We have to increasingly do more with less, optimise resources and improve all round efficiency. This provides impetus for the creation of Smart Cities which leverage technology and best practices in creating efficient infrastructures to greatly improve productivity, lifestyle and the prosperity of citizens.
By leveraging green energy and eco-friendly technologies we can build cities at scale and yet ensure they are environmentally sustainable cities. Though the concept of Smart Cities is relatively new in India, we are well on the path to creating them.
There are three fundamental layers of a Smart City concept that impact the livability, sustainability, efficiency of a city
- 1. Underground: The vast subterranean physical complex. Heat sinks, sewers, fresh water, electricity, structural supports etc. These are the building blocks of a Smart City and efficient infrastructure at this layer is instrumental in providing basic facilities like potable water and electricity. These are immediate needs for the population in the lower economic strata and critical in bringing them on the path of development
- 2. Surface: The visible components of the infrastructure such as streets, parks, plazas, smart buildings etc. At this layer a parallel digital network includes cameras for all-round surveillance, location-based services, cellular networks, traffic and parking management. Infrastructure at this level impacts the overall governance and livability of a city
- 3. Air: Smart devises connect to each other, feeding each other information and optimizing performance. Data capturing devices that collect huge amounts of real time data and pave the way to implement big data and analytical tools to not only predict but also preempt disasters/accidents and fight crime and diseases outbreaks.
A truly Smart City is one that not only has effective and efficient infrastructure in each layer but is also able to impact lives across the economic & social strata. We at Schneider Electric are focused on building Inclusive Smart Cities by reaching out to all sections of the society, by holistic application of technology to solve a diverse set of challenges and by involving and collaborating with all stakeholders and governing bodies at the central, state and municipal levels.

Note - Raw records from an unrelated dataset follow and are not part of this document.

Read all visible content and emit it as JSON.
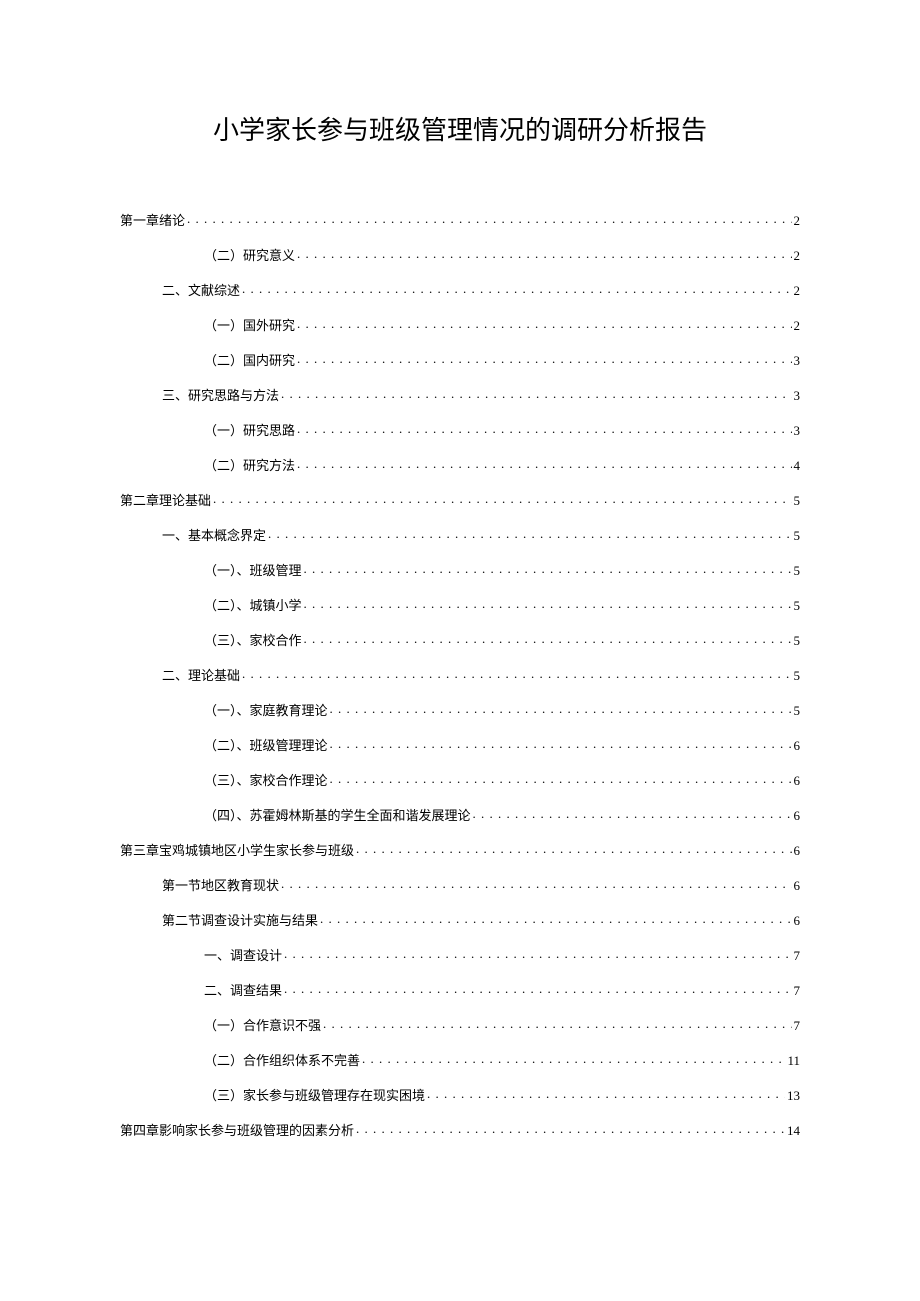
{
  "title": "小学家长参与班级管理情况的调研分析报告",
  "toc": [
    {
      "level": 0,
      "label": "第一章绪论",
      "page": "2"
    },
    {
      "level": 2,
      "label": "（二）研究意义",
      "page": "2"
    },
    {
      "level": 1,
      "label": "二、文献综述",
      "page": "2"
    },
    {
      "level": 2,
      "label": "（一）国外研究",
      "page": "2"
    },
    {
      "level": 2,
      "label": "（二）国内研究",
      "page": "3"
    },
    {
      "level": 1,
      "label": "三、研究思路与方法",
      "page": "3"
    },
    {
      "level": 2,
      "label": "（一）研究思路",
      "page": "3"
    },
    {
      "level": 2,
      "label": "（二）研究方法",
      "page": "4"
    },
    {
      "level": 0,
      "label": "第二章理论基础",
      "page": "5"
    },
    {
      "level": 1,
      "label": "一、基本概念界定",
      "page": "5"
    },
    {
      "level": 2,
      "label": "（一）、班级管理",
      "page": "5"
    },
    {
      "level": 2,
      "label": "（二）、城镇小学",
      "page": "5"
    },
    {
      "level": 2,
      "label": "（三）、家校合作",
      "page": "5"
    },
    {
      "level": 1,
      "label": "二、理论基础",
      "page": "5"
    },
    {
      "level": 2,
      "label": "（一）、家庭教育理论",
      "page": "5"
    },
    {
      "level": 2,
      "label": "（二）、班级管理理论",
      "page": "6"
    },
    {
      "level": 2,
      "label": "（三）、家校合作理论",
      "page": "6"
    },
    {
      "level": 2,
      "label": "（四）、苏霍姆林斯基的学生全面和谐发展理论",
      "page": "6"
    },
    {
      "level": 0,
      "label": "第三章宝鸡城镇地区小学生家长参与班级",
      "page": "6"
    },
    {
      "level": 1,
      "label": "第一节地区教育现状",
      "page": "6"
    },
    {
      "level": 1,
      "label": "第二节调查设计实施与结果",
      "page": "6"
    },
    {
      "level": 2,
      "label": "一、调查设计",
      "page": "7"
    },
    {
      "level": 2,
      "label": "二、调查结果",
      "page": "7"
    },
    {
      "level": 2,
      "label": "（一）合作意识不强",
      "page": "7"
    },
    {
      "level": 2,
      "label": "（二）合作组织体系不完善",
      "page": "11"
    },
    {
      "level": 2,
      "label": "（三）家长参与班级管理存在现实困境",
      "page": "13"
    },
    {
      "level": 0,
      "label": "第四章影响家长参与班级管理的因素分析",
      "page": "14"
    }
  ]
}
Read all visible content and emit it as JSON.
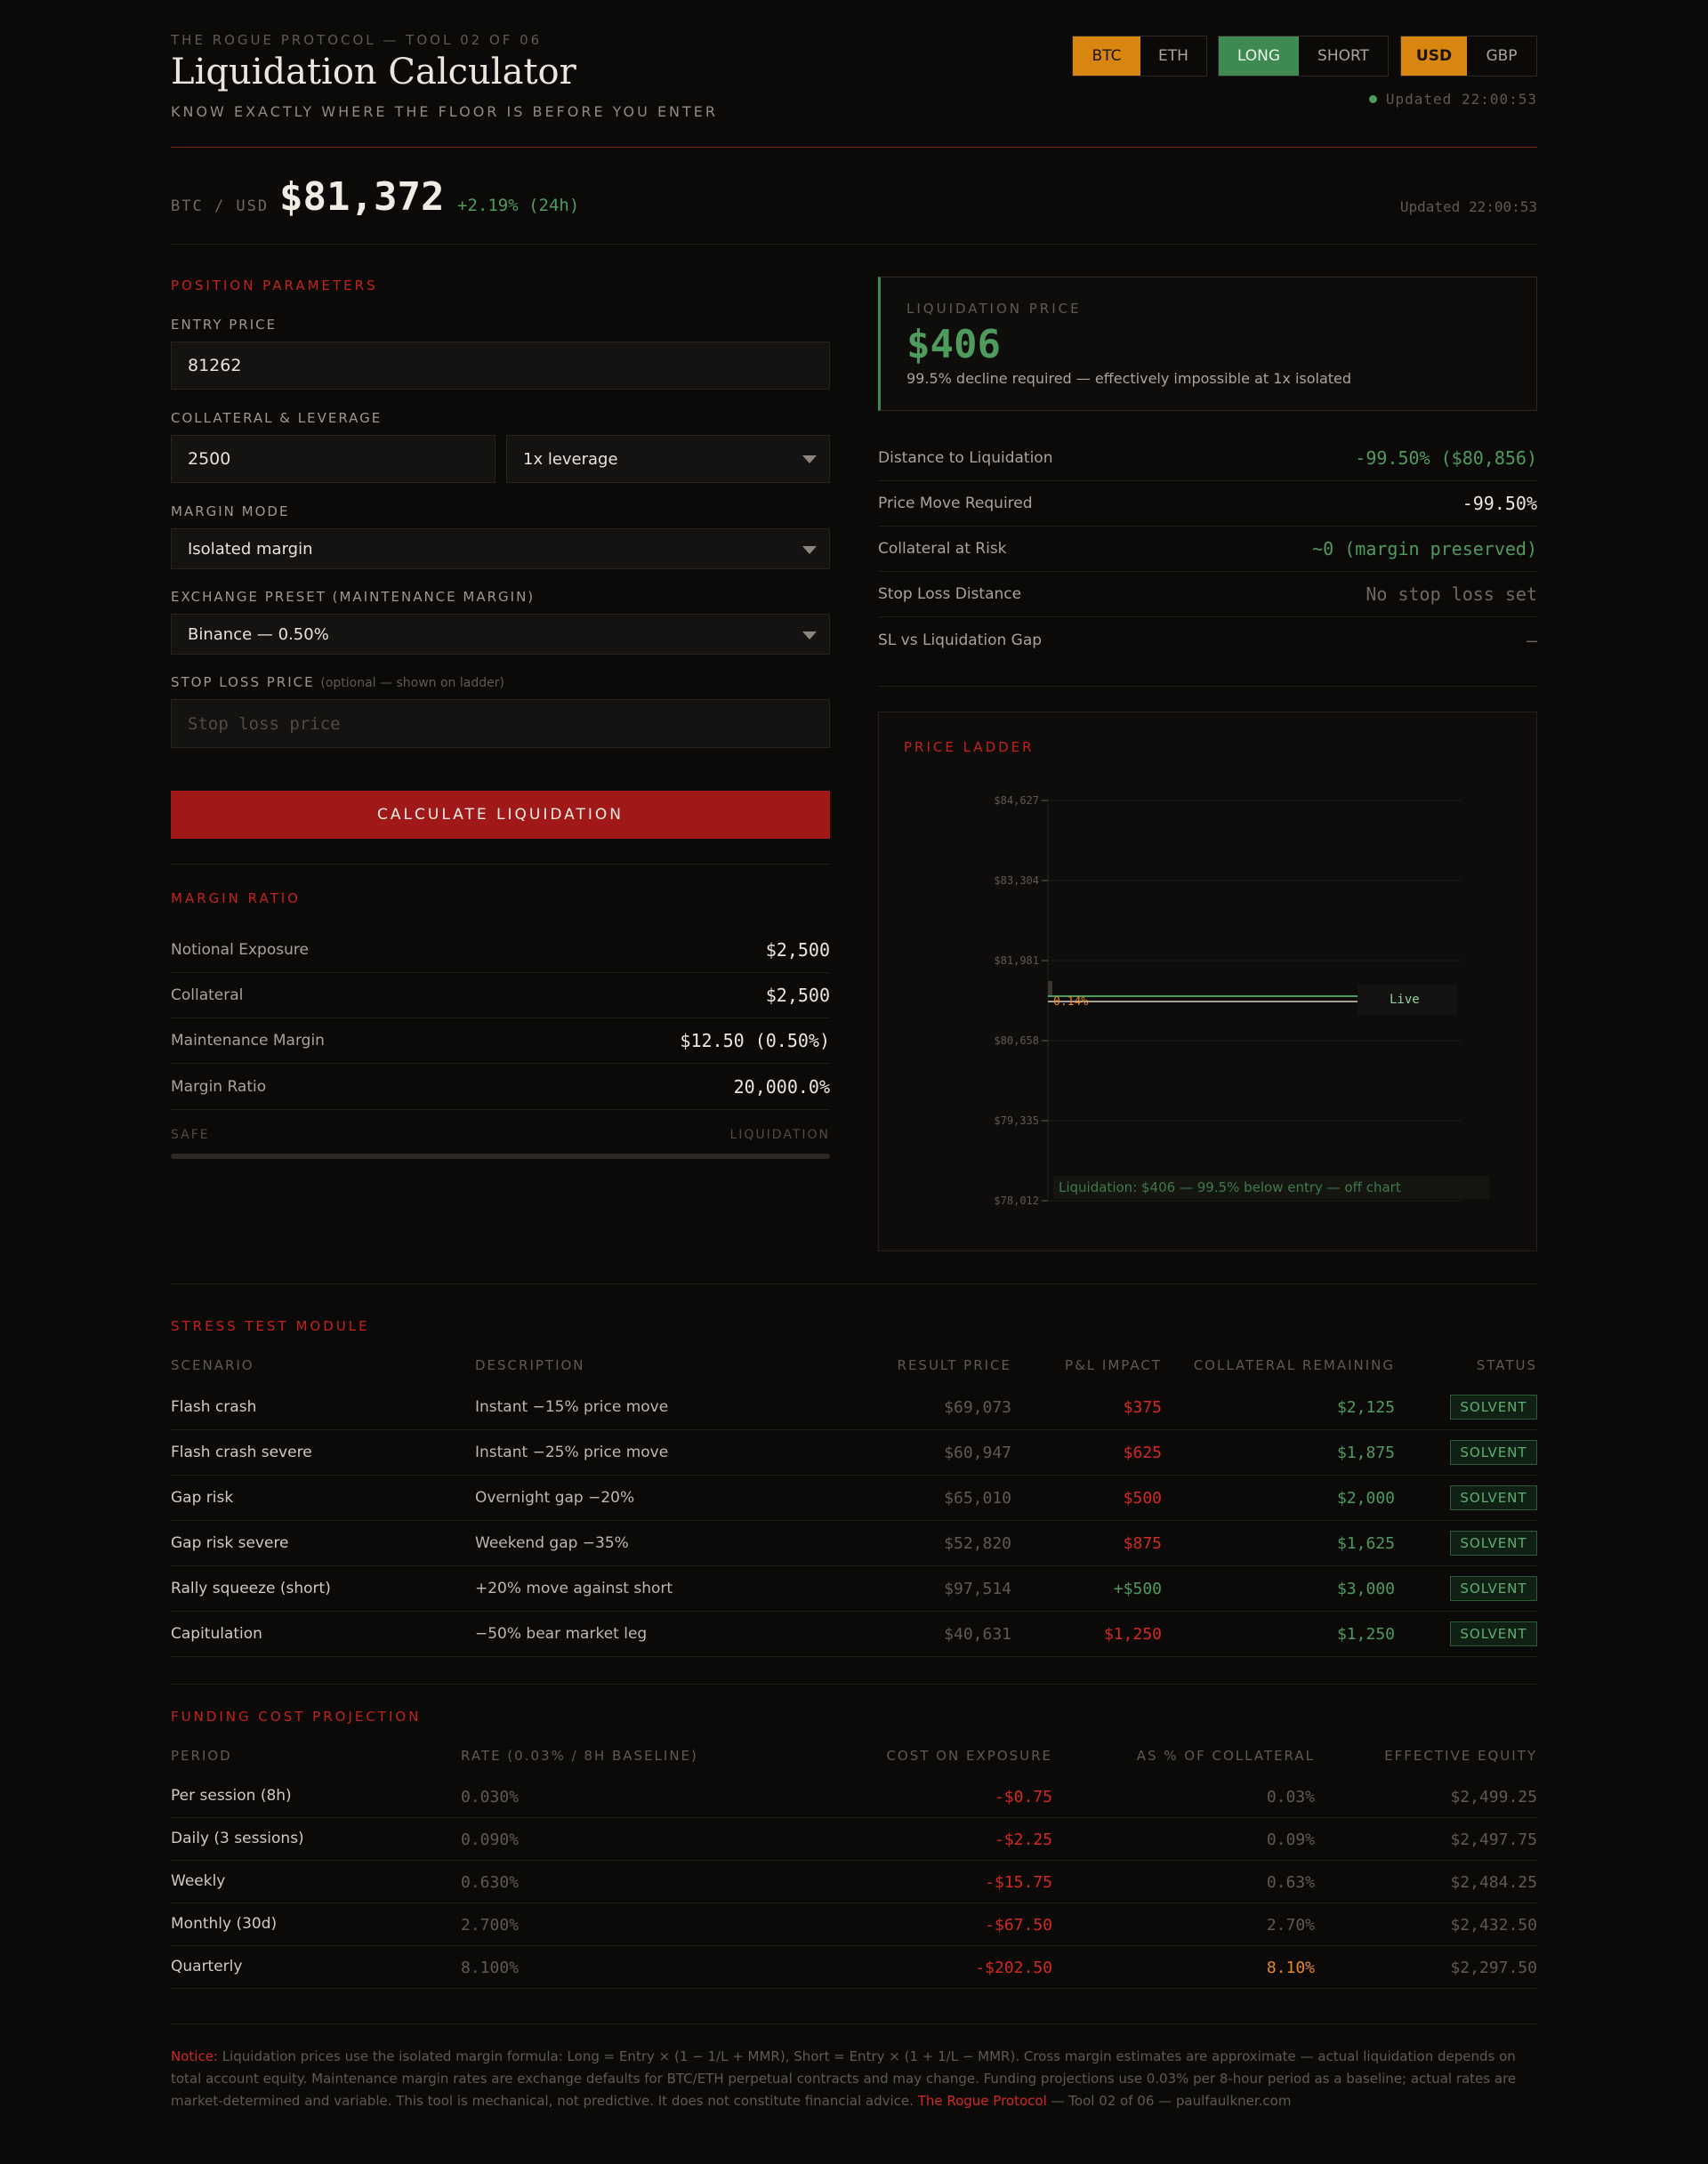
{
  "header": {
    "kicker": "THE ROGUE PROTOCOL — TOOL 02 OF 06",
    "title": "Liquidation Calculator",
    "subtitle": "KNOW EXACTLY WHERE THE FLOOR IS BEFORE YOU ENTER",
    "asset_toggle": [
      "BTC",
      "ETH"
    ],
    "direction_toggle": [
      "LONG",
      "SHORT"
    ],
    "currency_toggle": [
      "USD",
      "GBP"
    ],
    "updated": "Updated 22:00:53"
  },
  "ticker": {
    "pair": "BTC / USD",
    "price": "$81,372",
    "change": "+2.19% (24h)",
    "updated": "Updated 22:00:53"
  },
  "params": {
    "section": "POSITION PARAMETERS",
    "entry_label": "ENTRY PRICE",
    "entry_value": "81262",
    "collateral_label": "COLLATERAL & LEVERAGE",
    "collateral_value": "2500",
    "leverage_value": "1x leverage",
    "margin_mode_label": "MARGIN MODE",
    "margin_mode_value": "Isolated margin",
    "exchange_label": "EXCHANGE PRESET (MAINTENANCE MARGIN)",
    "exchange_value": "Binance — 0.50%",
    "stop_label": "STOP LOSS PRICE",
    "stop_hint": "(optional — shown on ladder)",
    "stop_placeholder": "Stop loss price",
    "calc_button": "CALCULATE LIQUIDATION"
  },
  "margin": {
    "section": "MARGIN RATIO",
    "rows": [
      {
        "k": "Notional Exposure",
        "v": "$2,500"
      },
      {
        "k": "Collateral",
        "v": "$2,500"
      },
      {
        "k": "Maintenance Margin",
        "v": "$12.50 (0.50%)"
      },
      {
        "k": "Margin Ratio",
        "v": "20,000.0%"
      }
    ],
    "scale_left": "SAFE",
    "scale_right": "LIQUIDATION",
    "level": 0
  },
  "liquidation": {
    "label": "LIQUIDATION PRICE",
    "value": "$406",
    "desc": "99.5% decline required — effectively impossible at 1x isolated",
    "rows": [
      {
        "k": "Distance to Liquidation",
        "v": "-99.50% ($80,856)"
      },
      {
        "k": "Price Move Required",
        "v": "-99.50%"
      },
      {
        "k": "Collateral at Risk",
        "v": "~0 (margin preserved)"
      },
      {
        "k": "Stop Loss Distance",
        "v": "No stop loss set"
      },
      {
        "k": "SL vs Liquidation Gap",
        "v": "—"
      }
    ]
  },
  "ladder": {
    "label": "PRICE LADDER",
    "ticks": [
      "$84,627",
      "$83,304",
      "$81,981",
      "$80,658",
      "$79,335",
      "$78,012"
    ],
    "entry_tag": "0.14%",
    "live_tag": "Live",
    "liq_note": "Liquidation: $406 — 99.5% below entry — off chart",
    "colors": {
      "entry": "#e8862a",
      "live": "#4f9a5d"
    }
  },
  "stress": {
    "section": "STRESS TEST MODULE",
    "headers": [
      "SCENARIO",
      "DESCRIPTION",
      "RESULT PRICE",
      "P&L IMPACT",
      "COLLATERAL REMAINING",
      "STATUS"
    ],
    "rows": [
      {
        "scenario": "Flash crash",
        "desc": "Instant −15% price move",
        "price": "$69,073",
        "pnl": "$375",
        "remaining": "$2,125",
        "status": "SOLVENT"
      },
      {
        "scenario": "Flash crash severe",
        "desc": "Instant −25% price move",
        "price": "$60,947",
        "pnl": "$625",
        "remaining": "$1,875",
        "status": "SOLVENT"
      },
      {
        "scenario": "Gap risk",
        "desc": "Overnight gap −20%",
        "price": "$65,010",
        "pnl": "$500",
        "remaining": "$2,000",
        "status": "SOLVENT"
      },
      {
        "scenario": "Gap risk severe",
        "desc": "Weekend gap −35%",
        "price": "$52,820",
        "pnl": "$875",
        "remaining": "$1,625",
        "status": "SOLVENT"
      },
      {
        "scenario": "Rally squeeze (short)",
        "desc": "+20% move against short",
        "price": "$97,514",
        "pnl": "+$500",
        "remaining": "$3,000",
        "status": "SOLVENT"
      },
      {
        "scenario": "Capitulation",
        "desc": "−50% bear market leg",
        "price": "$40,631",
        "pnl": "$1,250",
        "remaining": "$1,250",
        "status": "SOLVENT"
      }
    ]
  },
  "funding": {
    "section": "FUNDING COST PROJECTION",
    "headers": [
      "PERIOD",
      "RATE (0.03% / 8H BASELINE)",
      "COST ON EXPOSURE",
      "AS % OF COLLATERAL",
      "EFFECTIVE EQUITY"
    ],
    "rows": [
      {
        "period": "Per session (8h)",
        "rate": "0.030%",
        "cost": "-$0.75",
        "pct": "0.03%",
        "equity": "$2,499.25"
      },
      {
        "period": "Daily (3 sessions)",
        "rate": "0.090%",
        "cost": "-$2.25",
        "pct": "0.09%",
        "equity": "$2,497.75"
      },
      {
        "period": "Weekly",
        "rate": "0.630%",
        "cost": "-$15.75",
        "pct": "0.63%",
        "equity": "$2,484.25"
      },
      {
        "period": "Monthly (30d)",
        "rate": "2.700%",
        "cost": "-$67.50",
        "pct": "2.70%",
        "equity": "$2,432.50"
      },
      {
        "period": "Quarterly",
        "rate": "8.100%",
        "cost": "-$202.50",
        "pct": "8.10%",
        "equity": "$2,297.50"
      }
    ]
  },
  "notice": {
    "lead": "Notice:",
    "text": " Liquidation prices use the isolated margin formula: Long = Entry × (1 − 1/L + MMR), Short = Entry × (1 + 1/L − MMR). Cross margin estimates are approximate — actual liquidation depends on total account equity. Maintenance margin rates are exchange defaults for BTC/ETH perpetual contracts and may change. Funding projections use 0.03% per 8-hour period as a baseline; actual rates are market-determined and variable. This tool is mechanical, not predictive. It does not constitute financial advice. ",
    "brand": "The Rogue Protocol",
    "tail": " — Tool 02 of 06 — paulfaulkner.com"
  }
}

We deliver all-round, measurable and sustainable performance across technology infrastructure with Government as leader, Citizens at the centre, Technology as an enabler and Schneider Electric as a partner.